    When you thought I wasn't looking, I saw tears come from your eyes, and I learned that sometimes things hurt, but it's all right to cry.

    When you thought I wasn't looking, I saw that you cared, and I wanted to be everything I could be.

    When you thought I wasn't looking, I learned most of life's lessons that I need to know to be a good and productive person when I grow up.

    When you thought I wasn't looking, I looked at you and wanted to say, "Thanks for all the things I saw when you thought I wasn't looking."

    Why Can't I Skip My Twenty Minutes of Reading Tonight?"

    Let's figure it out -- mathematically!

    Student A reads 20 minutes five nights of every week;
    Student B reads only 4 minutes a night...or not at all!

    Step 1: Multiply minutes a night x 5 times each week.
    Student A reads 20 min. x 5 times a week = 100 mins./week
    Student B reads 4 minutes x 5 times a week = 20 minutes

    Step 2: Multiply minutes a week x 4 weeks each month.
    Student A reads 400 minutes a month.
    Student B reads 80 minutes a month.

    Step 3: Multiply minutes a month x 9 months/school year
    Student A reads 3600 min. in a school year.
    Student B reads 720 min. in a school year.
    Student A practices reading the equivalent of ten whole school days a year.
    Student B gets the equivalent of only two school days of reading practice.

    By the end of 6th grade if Student A and Student B maintain these same reading habits, Student A will have read the equivalent of 60 whole school days.
    Student B will have read the equivalent of only 12 school days.
    One would expect the gap of information retained will have widened considerably and so, undoubtedly, will school performance.
    How do you think Student B will feel about him/herself as a student?


    Some questions to ponder: Which student would you expect to read better?
    Which student would you expect to know more?
    Which student would you expect to write better?
    Which student would you expect to have a better vocabulary?
    Which student would you expect to be more successful in school....and in life?

    The ABCs for Parents (Source: unknown)

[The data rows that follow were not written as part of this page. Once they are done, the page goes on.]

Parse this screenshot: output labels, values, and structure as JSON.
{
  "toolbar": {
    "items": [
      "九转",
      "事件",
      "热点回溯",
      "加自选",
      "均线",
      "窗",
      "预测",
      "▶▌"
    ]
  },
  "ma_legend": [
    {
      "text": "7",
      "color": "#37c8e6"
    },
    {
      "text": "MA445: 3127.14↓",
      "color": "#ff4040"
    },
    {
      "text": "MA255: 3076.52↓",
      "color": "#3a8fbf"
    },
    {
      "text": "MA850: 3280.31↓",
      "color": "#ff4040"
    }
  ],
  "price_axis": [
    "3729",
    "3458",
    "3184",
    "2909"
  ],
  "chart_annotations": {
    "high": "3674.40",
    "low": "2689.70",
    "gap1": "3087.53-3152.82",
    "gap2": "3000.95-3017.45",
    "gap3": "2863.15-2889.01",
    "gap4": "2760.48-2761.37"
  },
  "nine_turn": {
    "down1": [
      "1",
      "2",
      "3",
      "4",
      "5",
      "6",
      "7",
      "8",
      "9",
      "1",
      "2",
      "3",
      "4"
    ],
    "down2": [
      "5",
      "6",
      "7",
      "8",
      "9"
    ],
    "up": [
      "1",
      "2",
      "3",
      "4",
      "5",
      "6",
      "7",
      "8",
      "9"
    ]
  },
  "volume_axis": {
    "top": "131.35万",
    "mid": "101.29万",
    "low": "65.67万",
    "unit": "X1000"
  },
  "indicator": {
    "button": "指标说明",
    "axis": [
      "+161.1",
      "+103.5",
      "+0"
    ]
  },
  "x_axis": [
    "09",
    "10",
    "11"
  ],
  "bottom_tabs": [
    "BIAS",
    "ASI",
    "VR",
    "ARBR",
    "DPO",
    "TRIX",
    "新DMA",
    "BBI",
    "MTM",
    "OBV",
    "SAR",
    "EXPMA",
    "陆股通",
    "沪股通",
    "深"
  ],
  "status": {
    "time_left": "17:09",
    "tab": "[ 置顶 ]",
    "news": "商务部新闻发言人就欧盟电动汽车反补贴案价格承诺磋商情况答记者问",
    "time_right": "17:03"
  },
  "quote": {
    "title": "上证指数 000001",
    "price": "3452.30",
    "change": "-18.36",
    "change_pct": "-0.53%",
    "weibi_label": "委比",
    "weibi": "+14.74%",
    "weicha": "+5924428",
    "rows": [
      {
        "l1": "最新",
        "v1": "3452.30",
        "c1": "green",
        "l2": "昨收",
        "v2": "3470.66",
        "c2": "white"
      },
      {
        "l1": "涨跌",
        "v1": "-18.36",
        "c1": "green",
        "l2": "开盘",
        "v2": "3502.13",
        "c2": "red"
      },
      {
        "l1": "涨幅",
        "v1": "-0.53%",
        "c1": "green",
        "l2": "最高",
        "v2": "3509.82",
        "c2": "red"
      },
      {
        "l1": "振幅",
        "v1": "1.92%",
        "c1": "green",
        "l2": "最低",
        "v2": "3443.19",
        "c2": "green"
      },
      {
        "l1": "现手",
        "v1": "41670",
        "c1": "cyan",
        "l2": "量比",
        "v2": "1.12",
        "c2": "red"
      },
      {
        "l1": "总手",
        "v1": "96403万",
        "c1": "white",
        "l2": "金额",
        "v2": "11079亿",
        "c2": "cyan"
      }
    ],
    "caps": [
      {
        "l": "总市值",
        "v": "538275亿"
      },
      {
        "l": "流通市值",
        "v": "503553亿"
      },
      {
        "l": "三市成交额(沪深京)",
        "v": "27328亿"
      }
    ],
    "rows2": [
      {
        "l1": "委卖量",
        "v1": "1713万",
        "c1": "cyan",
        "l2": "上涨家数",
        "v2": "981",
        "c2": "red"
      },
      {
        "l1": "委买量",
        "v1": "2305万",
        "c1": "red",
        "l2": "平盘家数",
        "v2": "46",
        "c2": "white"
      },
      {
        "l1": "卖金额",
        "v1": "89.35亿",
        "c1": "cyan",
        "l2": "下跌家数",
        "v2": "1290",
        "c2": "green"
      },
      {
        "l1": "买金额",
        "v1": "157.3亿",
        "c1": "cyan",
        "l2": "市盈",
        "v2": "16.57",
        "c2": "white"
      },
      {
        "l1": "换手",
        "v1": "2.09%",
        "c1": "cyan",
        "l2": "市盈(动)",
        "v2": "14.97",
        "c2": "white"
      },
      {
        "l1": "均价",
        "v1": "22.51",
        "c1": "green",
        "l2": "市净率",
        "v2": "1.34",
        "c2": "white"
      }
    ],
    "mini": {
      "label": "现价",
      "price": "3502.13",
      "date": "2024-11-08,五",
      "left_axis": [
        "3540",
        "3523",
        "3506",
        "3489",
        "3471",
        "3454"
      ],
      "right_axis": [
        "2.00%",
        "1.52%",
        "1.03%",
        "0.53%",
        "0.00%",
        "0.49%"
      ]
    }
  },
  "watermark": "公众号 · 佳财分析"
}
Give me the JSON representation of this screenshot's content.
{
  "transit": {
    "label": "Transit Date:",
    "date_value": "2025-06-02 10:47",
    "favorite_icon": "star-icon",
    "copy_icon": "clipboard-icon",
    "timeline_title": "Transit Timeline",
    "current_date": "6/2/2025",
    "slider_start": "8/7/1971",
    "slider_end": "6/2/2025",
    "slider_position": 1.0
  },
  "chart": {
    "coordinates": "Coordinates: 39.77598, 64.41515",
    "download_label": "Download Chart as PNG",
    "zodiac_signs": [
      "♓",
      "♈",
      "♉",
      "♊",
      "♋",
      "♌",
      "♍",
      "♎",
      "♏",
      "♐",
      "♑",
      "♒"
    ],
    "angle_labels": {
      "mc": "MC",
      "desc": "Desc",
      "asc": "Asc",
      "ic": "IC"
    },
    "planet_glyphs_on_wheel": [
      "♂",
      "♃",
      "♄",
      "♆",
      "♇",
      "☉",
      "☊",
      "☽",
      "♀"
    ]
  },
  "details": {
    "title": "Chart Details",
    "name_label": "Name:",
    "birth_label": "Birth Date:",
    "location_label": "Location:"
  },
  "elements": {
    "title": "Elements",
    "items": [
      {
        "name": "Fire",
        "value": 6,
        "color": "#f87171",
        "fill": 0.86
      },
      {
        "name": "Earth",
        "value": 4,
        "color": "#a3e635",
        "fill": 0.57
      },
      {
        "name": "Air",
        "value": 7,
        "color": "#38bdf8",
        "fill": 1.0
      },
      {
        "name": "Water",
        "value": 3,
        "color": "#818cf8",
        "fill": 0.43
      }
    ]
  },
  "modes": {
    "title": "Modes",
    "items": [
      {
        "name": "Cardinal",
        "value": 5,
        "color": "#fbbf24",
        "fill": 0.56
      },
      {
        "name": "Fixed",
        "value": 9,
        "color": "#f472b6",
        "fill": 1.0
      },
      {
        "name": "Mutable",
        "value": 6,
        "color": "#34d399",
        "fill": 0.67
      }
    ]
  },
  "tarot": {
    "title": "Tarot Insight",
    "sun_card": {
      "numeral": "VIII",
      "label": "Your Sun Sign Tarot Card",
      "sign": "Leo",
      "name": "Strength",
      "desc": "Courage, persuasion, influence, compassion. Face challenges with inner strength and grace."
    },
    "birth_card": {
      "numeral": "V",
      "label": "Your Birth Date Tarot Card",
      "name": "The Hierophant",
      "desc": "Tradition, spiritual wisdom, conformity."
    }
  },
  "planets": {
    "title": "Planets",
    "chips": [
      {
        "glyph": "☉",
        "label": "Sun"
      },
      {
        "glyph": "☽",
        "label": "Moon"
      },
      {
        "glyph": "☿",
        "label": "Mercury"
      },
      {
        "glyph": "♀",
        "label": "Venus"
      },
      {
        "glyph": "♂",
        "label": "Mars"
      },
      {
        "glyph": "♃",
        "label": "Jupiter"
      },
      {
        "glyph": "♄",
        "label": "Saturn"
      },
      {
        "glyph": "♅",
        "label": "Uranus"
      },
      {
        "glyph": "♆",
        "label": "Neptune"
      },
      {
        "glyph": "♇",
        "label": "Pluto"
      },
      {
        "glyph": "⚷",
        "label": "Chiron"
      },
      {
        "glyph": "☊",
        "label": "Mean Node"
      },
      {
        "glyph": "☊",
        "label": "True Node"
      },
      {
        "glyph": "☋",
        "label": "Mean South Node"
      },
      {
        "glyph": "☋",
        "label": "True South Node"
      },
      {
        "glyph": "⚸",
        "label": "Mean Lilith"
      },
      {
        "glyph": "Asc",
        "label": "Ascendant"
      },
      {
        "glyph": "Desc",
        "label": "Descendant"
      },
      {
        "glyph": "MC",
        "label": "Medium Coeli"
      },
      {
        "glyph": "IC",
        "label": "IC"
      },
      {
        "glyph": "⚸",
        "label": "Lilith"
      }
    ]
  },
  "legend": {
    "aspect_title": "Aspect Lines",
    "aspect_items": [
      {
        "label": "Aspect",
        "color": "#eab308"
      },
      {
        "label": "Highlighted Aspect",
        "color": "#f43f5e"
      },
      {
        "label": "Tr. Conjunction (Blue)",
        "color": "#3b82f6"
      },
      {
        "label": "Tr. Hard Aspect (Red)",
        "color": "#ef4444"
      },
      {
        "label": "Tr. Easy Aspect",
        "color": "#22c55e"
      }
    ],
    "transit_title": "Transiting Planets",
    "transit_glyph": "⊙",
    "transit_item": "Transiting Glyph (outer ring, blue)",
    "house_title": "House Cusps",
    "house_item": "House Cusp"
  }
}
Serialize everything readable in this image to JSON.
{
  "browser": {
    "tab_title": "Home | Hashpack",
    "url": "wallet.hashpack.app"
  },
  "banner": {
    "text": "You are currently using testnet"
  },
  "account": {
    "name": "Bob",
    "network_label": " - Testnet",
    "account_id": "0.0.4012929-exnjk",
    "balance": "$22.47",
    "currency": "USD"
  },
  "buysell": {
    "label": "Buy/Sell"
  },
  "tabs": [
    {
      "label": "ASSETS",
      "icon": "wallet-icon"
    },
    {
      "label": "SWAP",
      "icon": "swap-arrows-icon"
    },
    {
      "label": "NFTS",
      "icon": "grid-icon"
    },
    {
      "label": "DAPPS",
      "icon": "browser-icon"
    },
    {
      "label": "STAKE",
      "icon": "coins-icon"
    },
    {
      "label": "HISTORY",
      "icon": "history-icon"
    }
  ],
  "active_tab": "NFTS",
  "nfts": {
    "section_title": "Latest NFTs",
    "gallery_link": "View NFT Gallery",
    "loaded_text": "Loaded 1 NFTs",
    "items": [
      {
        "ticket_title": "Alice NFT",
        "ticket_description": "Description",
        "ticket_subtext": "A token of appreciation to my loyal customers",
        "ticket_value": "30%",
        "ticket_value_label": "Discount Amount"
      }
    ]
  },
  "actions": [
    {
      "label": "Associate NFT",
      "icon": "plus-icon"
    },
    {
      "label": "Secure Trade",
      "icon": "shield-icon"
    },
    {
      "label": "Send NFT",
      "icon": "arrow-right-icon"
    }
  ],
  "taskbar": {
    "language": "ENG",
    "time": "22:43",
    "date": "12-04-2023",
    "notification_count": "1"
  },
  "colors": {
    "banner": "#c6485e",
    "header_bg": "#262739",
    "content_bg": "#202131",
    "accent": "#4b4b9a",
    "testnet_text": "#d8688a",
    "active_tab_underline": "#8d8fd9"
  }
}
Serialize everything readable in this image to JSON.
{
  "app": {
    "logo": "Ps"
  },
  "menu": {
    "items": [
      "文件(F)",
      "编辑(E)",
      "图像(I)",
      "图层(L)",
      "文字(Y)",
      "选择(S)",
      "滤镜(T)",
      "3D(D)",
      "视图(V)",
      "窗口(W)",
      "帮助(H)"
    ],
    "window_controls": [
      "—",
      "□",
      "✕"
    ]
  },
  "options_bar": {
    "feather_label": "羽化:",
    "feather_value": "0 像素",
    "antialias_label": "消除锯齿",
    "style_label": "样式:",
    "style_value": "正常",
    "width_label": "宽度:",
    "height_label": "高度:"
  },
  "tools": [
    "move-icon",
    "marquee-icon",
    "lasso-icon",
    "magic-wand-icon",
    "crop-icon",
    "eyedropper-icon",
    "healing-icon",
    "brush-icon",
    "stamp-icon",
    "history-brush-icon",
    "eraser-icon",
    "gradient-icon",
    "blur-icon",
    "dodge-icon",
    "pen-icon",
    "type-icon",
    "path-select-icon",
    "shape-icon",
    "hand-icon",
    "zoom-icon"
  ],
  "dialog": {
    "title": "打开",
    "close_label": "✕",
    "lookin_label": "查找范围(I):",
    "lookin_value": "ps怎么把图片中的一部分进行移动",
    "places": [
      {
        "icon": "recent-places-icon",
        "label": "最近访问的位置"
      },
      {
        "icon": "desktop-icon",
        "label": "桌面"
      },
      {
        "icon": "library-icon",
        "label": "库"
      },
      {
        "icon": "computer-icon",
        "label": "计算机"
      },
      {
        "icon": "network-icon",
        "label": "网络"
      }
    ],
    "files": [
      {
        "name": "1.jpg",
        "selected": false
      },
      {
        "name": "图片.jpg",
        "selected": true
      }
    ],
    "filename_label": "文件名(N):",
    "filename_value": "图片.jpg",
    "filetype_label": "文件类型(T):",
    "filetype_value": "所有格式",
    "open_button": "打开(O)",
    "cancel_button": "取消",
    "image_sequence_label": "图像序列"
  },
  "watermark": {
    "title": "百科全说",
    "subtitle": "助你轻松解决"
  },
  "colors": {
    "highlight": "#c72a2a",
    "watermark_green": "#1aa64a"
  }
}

    Ask your child about the school day.
    Begin your child's day with a nourishing breakfast.
    Congratulate you child for doing well.
    Discuss homework with your child.
    Encourage your child to read.
    Find a quiet place for your child to study.
    Give your child responsibility.
    Hug your child to build self worth.
    Include your child in making simple family decisions.
    Join a library with your child.
    Keep your child on a schedule that includes exercise and sleep.
    Limit TV viewing by selecting programs with your child.
    Make the time you spend with your child special.
    Notice and discuss changes in your child's behavior.
    Offer to help your child organize school papers.
    Provide your child with good role models.
    Question the activities your child shares with friends.
    Respect your child's right to have opinions different from yours.
    Share an interest or a hobby with your child.
    Take time to listen to your child.
    Urge your child to say "NO!" to unwanted touching.
    Visit places of interest with your child.
    Work with your child to set up rules of behavior.
    Xerox and save records or articles that benefit your child.
    Yield results by encouraging your child to do better.
    Zoom through these ABCs again and again!
     
    This information was found at http://www.pcboe.net/les/teacher/elder/ .